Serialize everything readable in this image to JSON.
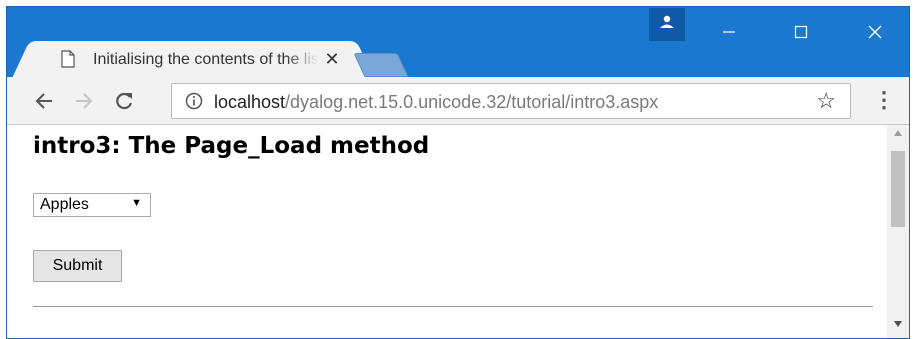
{
  "browser": {
    "tab": {
      "title": "Initialising the contents of the list",
      "close_glyph": "✕"
    },
    "toolbar": {
      "back_glyph": "←",
      "forward_glyph": "→",
      "reload_glyph": "C",
      "url_host": "localhost",
      "url_path": "/dyalog.net.15.0.unicode.32/tutorial/intro3.aspx",
      "star_icon": "☆",
      "menu_icon": "⋮"
    },
    "window_controls": {
      "minimize": "–",
      "maximize": "☐",
      "close": "✕"
    },
    "icons": {
      "page": "page-icon",
      "info": "info-icon",
      "profile": "profile-icon"
    },
    "colors": {
      "titlebar": "#1b78d0",
      "tab_bg": "#f2f2f2"
    }
  },
  "page": {
    "heading": "intro3: The Page_Load method",
    "dropdown": {
      "selected": "Apples",
      "arrow": "▼"
    },
    "submit_label": "Submit"
  }
}
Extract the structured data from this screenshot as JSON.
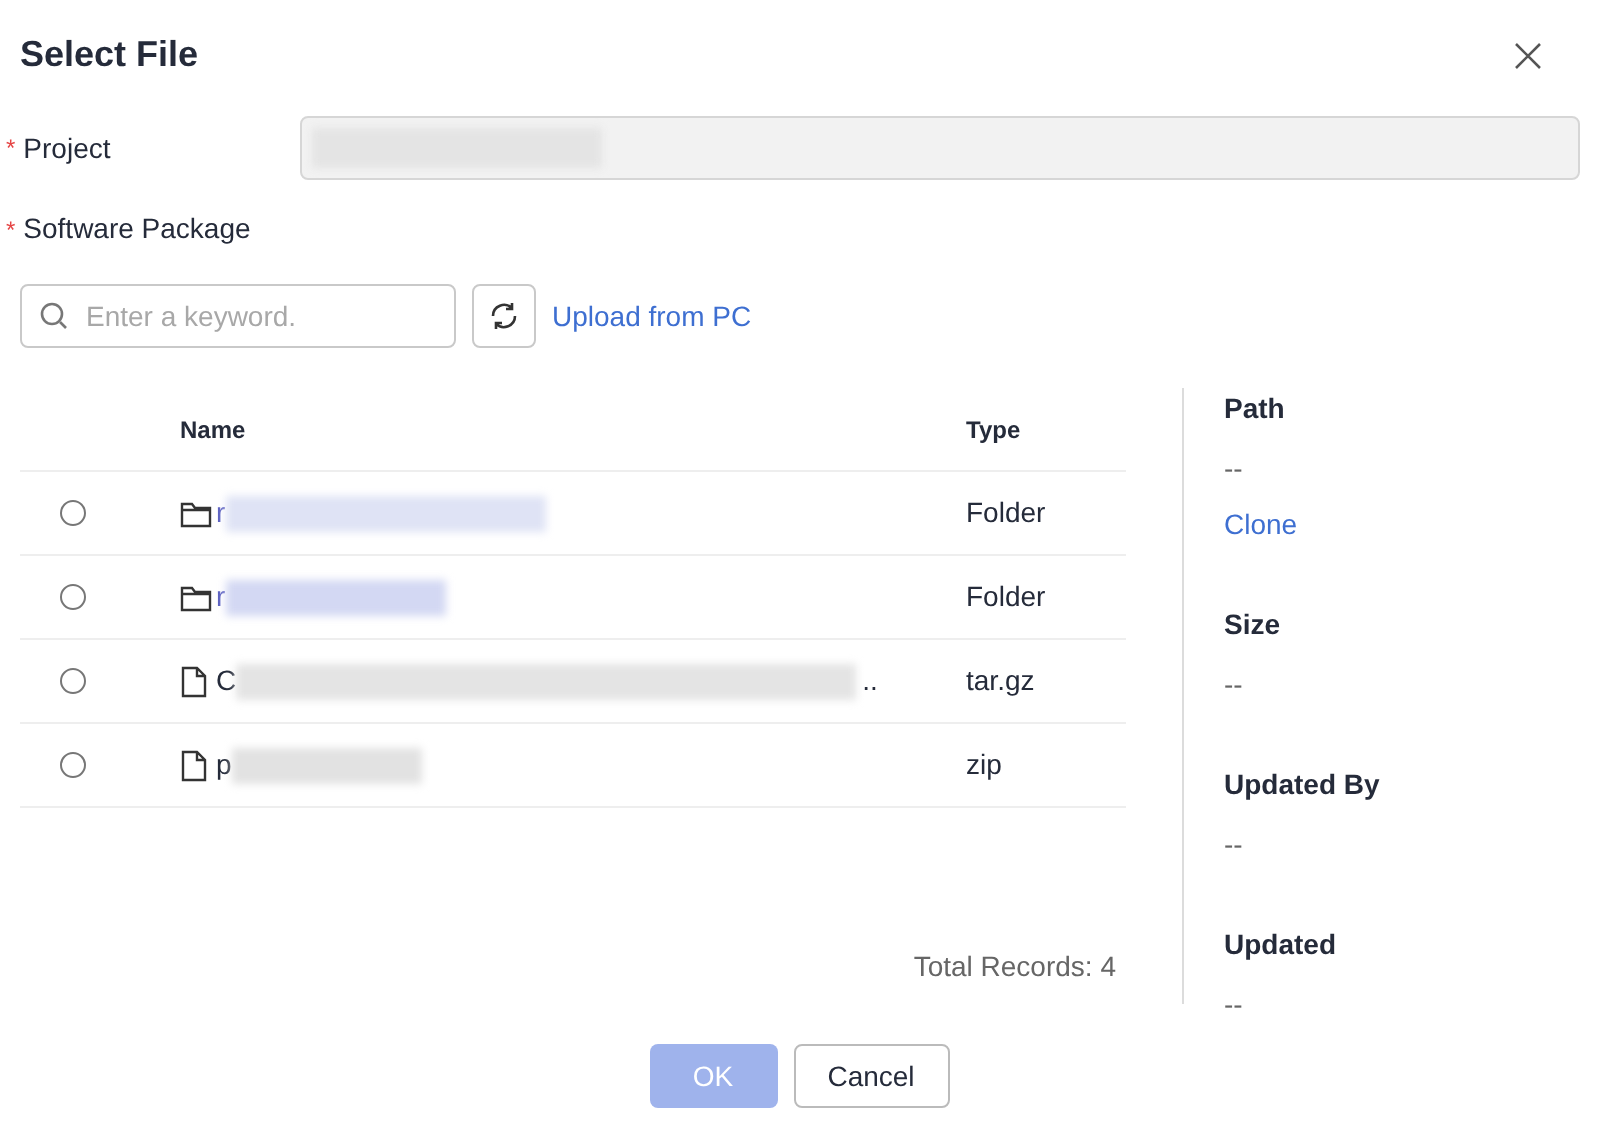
{
  "dialog": {
    "title": "Select File"
  },
  "project": {
    "label": "Project",
    "required_mark": "*"
  },
  "package": {
    "label": "Software Package",
    "required_mark": "*"
  },
  "search": {
    "placeholder": "Enter a keyword."
  },
  "upload_link": "Upload from PC",
  "table": {
    "columns": [
      "Name",
      "Type"
    ],
    "rows": [
      {
        "kind": "folder",
        "name": "r",
        "type": "Folder",
        "selected": false
      },
      {
        "kind": "folder",
        "name": "r",
        "type": "Folder",
        "selected": false
      },
      {
        "kind": "file",
        "name": "C",
        "trail": "..",
        "type": "tar.gz",
        "selected": false
      },
      {
        "kind": "file",
        "name": "p",
        "type": "zip",
        "selected": false
      }
    ],
    "total": "Total Records: 4"
  },
  "details": [
    {
      "label": "Path",
      "value": "--",
      "link": "Clone"
    },
    {
      "label": "Size",
      "value": "--"
    },
    {
      "label": "Updated By",
      "value": "--"
    },
    {
      "label": "Updated",
      "value": "--"
    }
  ],
  "buttons": [
    {
      "label": "OK",
      "kind": "primary",
      "disabled": true
    },
    {
      "label": "Cancel",
      "kind": "secondary",
      "disabled": false
    }
  ]
}
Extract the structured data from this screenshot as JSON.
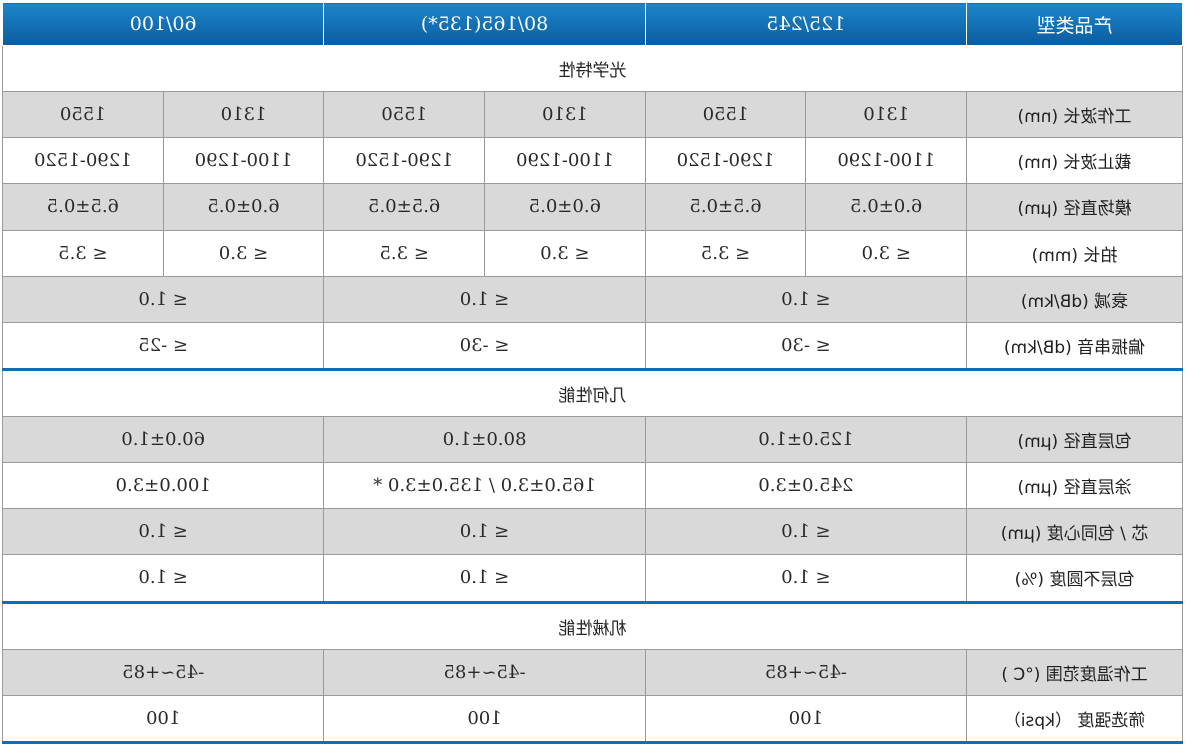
{
  "header": {
    "col_label": "产品类型",
    "types": [
      "125/245",
      "80/165(135*)",
      "60/100"
    ]
  },
  "sections": {
    "optical": "光学特性",
    "geometric": "几何性能",
    "mechanical": "机械性能"
  },
  "optical_rows": {
    "wavelength": {
      "label": "工作波长 (nm)",
      "values": [
        "1310",
        "1550",
        "1310",
        "1550",
        "1310",
        "1550"
      ]
    },
    "cutoff": {
      "label": "截止波长 (nm)",
      "values": [
        "1100-1290",
        "1290-1520",
        "1100-1290",
        "1290-1520",
        "1100-1290",
        "1290-1520"
      ]
    },
    "mode_field": {
      "label": "模场直径 (μm)",
      "values": [
        "6.0±0.5",
        "6.5±0.5",
        "6.0±0.5",
        "6.5±0.5",
        "6.0±0.5",
        "6.5±0.5"
      ]
    },
    "beat_length": {
      "label": "拍长 (mm)",
      "values": [
        "≤ 3.0",
        "≤ 3.5",
        "≤ 3.0",
        "≤ 3.5",
        "≤ 3.0",
        "≤ 3.5"
      ]
    },
    "attenuation": {
      "label": "衰减 (dB/km)",
      "values": [
        "≤ 1.0",
        "≤ 1.0",
        "≤ 1.0"
      ]
    },
    "crosstalk": {
      "label": "偏振串音 (dB/km)",
      "values": [
        "≤ -30",
        "≤ -30",
        "≤ -25"
      ]
    }
  },
  "geometric_rows": {
    "cladding_diameter": {
      "label": "包层直径 (μm)",
      "values": [
        "125.0±1.0",
        "80.0±1.0",
        "60.0±1.0"
      ]
    },
    "coating_diameter": {
      "label": "涂层直径 (μm)",
      "values": [
        "245.0±3.0",
        "165.0±3.0 / 135.0±3.0 *",
        "100.0±3.0"
      ]
    },
    "concentricity": {
      "label": "芯 / 包同心度 (μm)",
      "values": [
        "≤ 1.0",
        "≤ 1.0",
        "≤ 1.0"
      ]
    },
    "non_circularity": {
      "label": "包层不圆度 (%)",
      "values": [
        "≤ 1.0",
        "≤ 1.0",
        "≤ 1.0"
      ]
    }
  },
  "mechanical_rows": {
    "temperature": {
      "label": "工作温度范围 (°C )",
      "values": [
        "-45~+85",
        "-45~+85",
        "-45~+85"
      ]
    },
    "proof_test": {
      "label": "筛选强度 （kpsi）",
      "values": [
        "100",
        "100",
        "100"
      ]
    }
  }
}
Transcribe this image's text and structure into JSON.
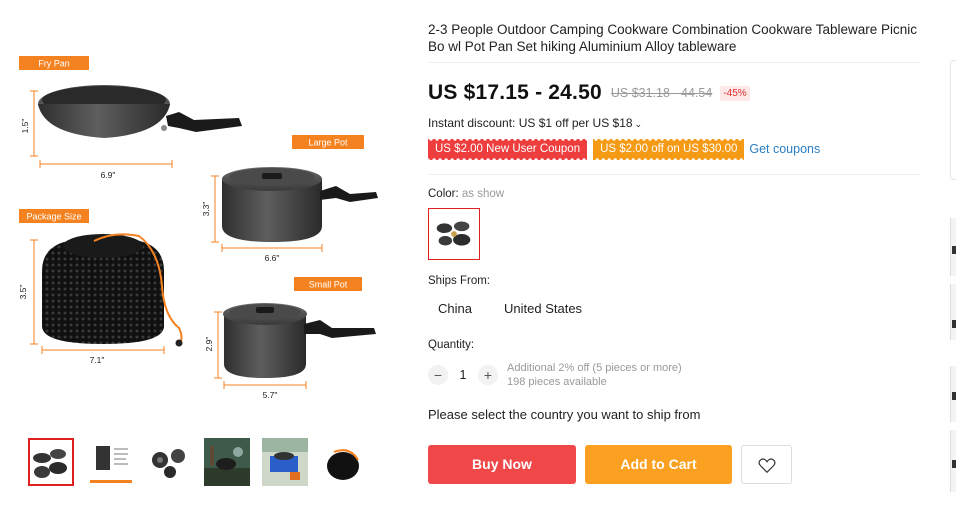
{
  "gallery": {
    "main_image": {
      "labels": {
        "fry_pan": "Fry Pan",
        "large_pot": "Large Pot",
        "package_size": "Package Size",
        "small_pot": "Small Pot"
      },
      "dimensions": {
        "fry_pan_height": "1.5\"",
        "fry_pan_width": "6.9\"",
        "large_pot_height": "3.3\"",
        "large_pot_width": "6.6\"",
        "package_height": "3.5\"",
        "package_width": "7.1\"",
        "small_pot_height": "2.9\"",
        "small_pot_width": "5.7\""
      }
    },
    "thumbnails": [
      "cookware-set",
      "size-chart",
      "pots-and-pans",
      "campfire-scene",
      "camping-stove-scene",
      "mesh-bag"
    ],
    "active_thumbnail": 0
  },
  "product": {
    "title": "2-3 People Outdoor Camping Cookware Combination Cookware Tableware Picnic Bo wl Pot Pan Set hiking Aluminium Alloy tableware",
    "price": "US $17.15 - 24.50",
    "original_price": "US $31.18 - 44.54",
    "discount": "-45%",
    "instant_discount": "Instant discount: US $1 off per US $18",
    "coupons": [
      "US $2.00 New User Coupon",
      "US $2.00 off on US $30.00"
    ],
    "get_coupons": "Get coupons",
    "color_label": "Color:",
    "color_value": "as show",
    "ships_from_label": "Ships From:",
    "ships_from_options": [
      "China",
      "United States"
    ],
    "quantity_label": "Quantity:",
    "quantity": "1",
    "quantity_decrement": "−",
    "quantity_increment": "+",
    "bulk_note": "Additional 2% off (5 pieces or more)",
    "available_note": "198 pieces available",
    "ship_message": "Please select the country you want to ship from",
    "buy_now": "Buy Now",
    "add_to_cart": "Add to Cart"
  },
  "colors": {
    "accent_red": "#f04848",
    "accent_orange": "#fba020",
    "coupon_red": "#ee3d3d",
    "coupon_orange": "#f59a14",
    "link_blue": "#2a7fc5",
    "label_orange": "#f58220"
  }
}
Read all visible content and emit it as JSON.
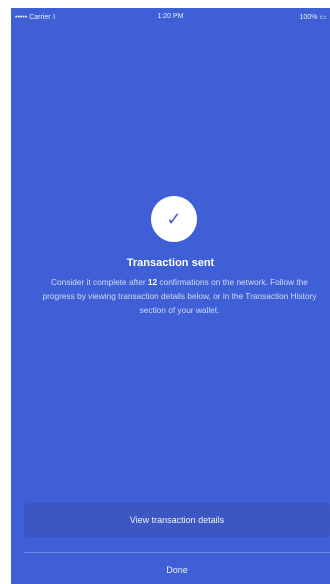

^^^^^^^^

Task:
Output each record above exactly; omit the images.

Exercise answer:
Serialize everything readable in this image to JSON.
{
  "browser": {
    "tab": {
      "title": "Initialising the contents of the list",
      "close_glyph": "✕"
    },
    "toolbar": {
      "back_glyph": "←",
      "forward_glyph": "→",
      "reload_glyph": "C",
      "url_host": "localhost",
      "url_path": "/dyalog.net.15.0.unicode.32/tutorial/intro3.aspx",
      "star_icon": "☆",
      "menu_icon": "⋮"
    },
    "window_controls": {
      "minimize": "–",
      "maximize": "☐",
      "close": "✕"
    },
    "icons": {
      "page": "page-icon",
      "info": "info-icon",
      "profile": "profile-icon"
    },
    "colors": {
      "titlebar": "#1b78d0",
      "tab_bg": "#f2f2f2"
    }
  },
  "page": {
    "heading": "intro3: The Page_Load method",
    "dropdown": {
      "selected": "Apples",
      "arrow": "▼"
    },
    "submit_label": "Submit"
  }
}
Extract the structured data from this screenshot as JSON.
{
  "dialog": {
    "title": "Select File"
  },
  "project": {
    "label": "Project",
    "required_mark": "*"
  },
  "package": {
    "label": "Software Package",
    "required_mark": "*"
  },
  "search": {
    "placeholder": "Enter a keyword."
  },
  "upload_link": "Upload from PC",
  "table": {
    "columns": [
      "Name",
      "Type"
    ],
    "rows": [
      {
        "kind": "folder",
        "name": "r",
        "type": "Folder",
        "selected": false
      },
      {
        "kind": "folder",
        "name": "r",
        "type": "Folder",
        "selected": false
      },
      {
        "kind": "file",
        "name": "C",
        "trail": "..",
        "type": "tar.gz",
        "selected": false
      },
      {
        "kind": "file",
        "name": "p",
        "type": "zip",
        "selected": false
      }
    ],
    "total": "Total Records: 4"
  },
  "details": [
    {
      "label": "Path",
      "value": "--",
      "link": "Clone"
    },
    {
      "label": "Size",
      "value": "--"
    },
    {
      "label": "Updated By",
      "value": "--"
    },
    {
      "label": "Updated",
      "value": "--"
    }
  ],
  "buttons": [
    {
      "label": "OK",
      "kind": "primary",
      "disabled": true
    },
    {
      "label": "Cancel",
      "kind": "secondary",
      "disabled": false
    }
  ]
}
Extract the structured data from this screenshot as JSON.
{
  "header": {
    "col_label": "产品类型",
    "types": [
      "125/245",
      "80/165(135*)",
      "60/100"
    ]
  },
  "sections": {
    "optical": "光学特性",
    "geometric": "几何性能",
    "mechanical": "机械性能"
  },
  "optical_rows": {
    "wavelength": {
      "label": "工作波长 (nm)",
      "values": [
        "1310",
        "1550",
        "1310",
        "1550",
        "1310",
        "1550"
      ]
    },
    "cutoff": {
      "label": "截止波长 (nm)",
      "values": [
        "1100-1290",
        "1290-1520",
        "1100-1290",
        "1290-1520",
        "1100-1290",
        "1290-1520"
      ]
    },
    "mode_field": {
      "label": "模场直径 (μm)",
      "values": [
        "6.0±0.5",
        "6.5±0.5",
        "6.0±0.5",
        "6.5±0.5",
        "6.0±0.5",
        "6.5±0.5"
      ]
    },
    "beat_length": {
      "label": "拍长 (mm)",
      "values": [
        "≤ 3.0",
        "≤ 3.5",
        "≤ 3.0",
        "≤ 3.5",
        "≤ 3.0",
        "≤ 3.5"
      ]
    },
    "attenuation": {
      "label": "衰减 (dB/km)",
      "values": [
        "≤ 1.0",
        "≤ 1.0",
        "≤ 1.0"
      ]
    },
    "crosstalk": {
      "label": "偏振串音 (dB/km)",
      "values": [
        "≤ -30",
        "≤ -30",
        "≤ -25"
      ]
    }
  },
  "geometric_rows": {
    "cladding_diameter": {
      "label": "包层直径 (μm)",
      "values": [
        "125.0±1.0",
        "80.0±1.0",
        "60.0±1.0"
      ]
    },
    "coating_diameter": {
      "label": "涂层直径 (μm)",
      "values": [
        "245.0±3.0",
        "165.0±3.0 / 135.0±3.0 *",
        "100.0±3.0"
      ]
    },
    "concentricity": {
      "label": "芯 / 包同心度 (μm)",
      "values": [
        "≤ 1.0",
        "≤ 1.0",
        "≤ 1.0"
      ]
    },
    "non_circularity": {
      "label": "包层不圆度 (%)",
      "values": [
        "≤ 1.0",
        "≤ 1.0",
        "≤ 1.0"
      ]
    }
  },
  "mechanical_rows": {
    "temperature": {
      "label": "工作温度范围 (°C )",
      "values": [
        "-45~+85",
        "-45~+85",
        "-45~+85"
      ]
    },
    "proof_test": {
      "label": "筛选强度 （kpsi）",
      "values": [
        "100",
        "100",
        "100"
      ]
    }
  }
}
Transcribe this image's text and structure into JSON.
{
  "gallery": {
    "main_image": {
      "labels": {
        "fry_pan": "Fry Pan",
        "large_pot": "Large Pot",
        "package_size": "Package Size",
        "small_pot": "Small Pot"
      },
      "dimensions": {
        "fry_pan_height": "1.5\"",
        "fry_pan_width": "6.9\"",
        "large_pot_height": "3.3\"",
        "large_pot_width": "6.6\"",
        "package_height": "3.5\"",
        "package_width": "7.1\"",
        "small_pot_height": "2.9\"",
        "small_pot_width": "5.7\""
      }
    },
    "thumbnails": [
      "cookware-set",
      "size-chart",
      "pots-and-pans",
      "campfire-scene",
      "camping-stove-scene",
      "mesh-bag"
    ],
    "active_thumbnail": 0
  },
  "product": {
    "title": "2-3 People Outdoor Camping Cookware Combination Cookware Tableware Picnic Bo wl Pot Pan Set hiking Aluminium Alloy tableware",
    "price": "US $17.15 - 24.50",
    "original_price": "US $31.18 - 44.54",
    "discount": "-45%",
    "instant_discount": "Instant discount: US $1 off per US $18",
    "coupons": [
      "US $2.00 New User Coupon",
      "US $2.00 off on US $30.00"
    ],
    "get_coupons": "Get coupons",
    "color_label": "Color:",
    "color_value": "as show",
    "ships_from_label": "Ships From:",
    "ships_from_options": [
      "China",
      "United States"
    ],
    "quantity_label": "Quantity:",
    "quantity": "1",
    "quantity_decrement": "−",
    "quantity_increment": "+",
    "bulk_note": "Additional 2% off (5 pieces or more)",
    "available_note": "198 pieces available",
    "ship_message": "Please select the country you want to ship from",
    "buy_now": "Buy Now",
    "add_to_cart": "Add to Cart"
  },
  "colors": {
    "accent_red": "#f04848",
    "accent_orange": "#fba020",
    "coupon_red": "#ee3d3d",
    "coupon_orange": "#f59a14",
    "link_blue": "#2a7fc5",
    "label_orange": "#f58220"
  }
}
Read all visible content and emit it as JSON.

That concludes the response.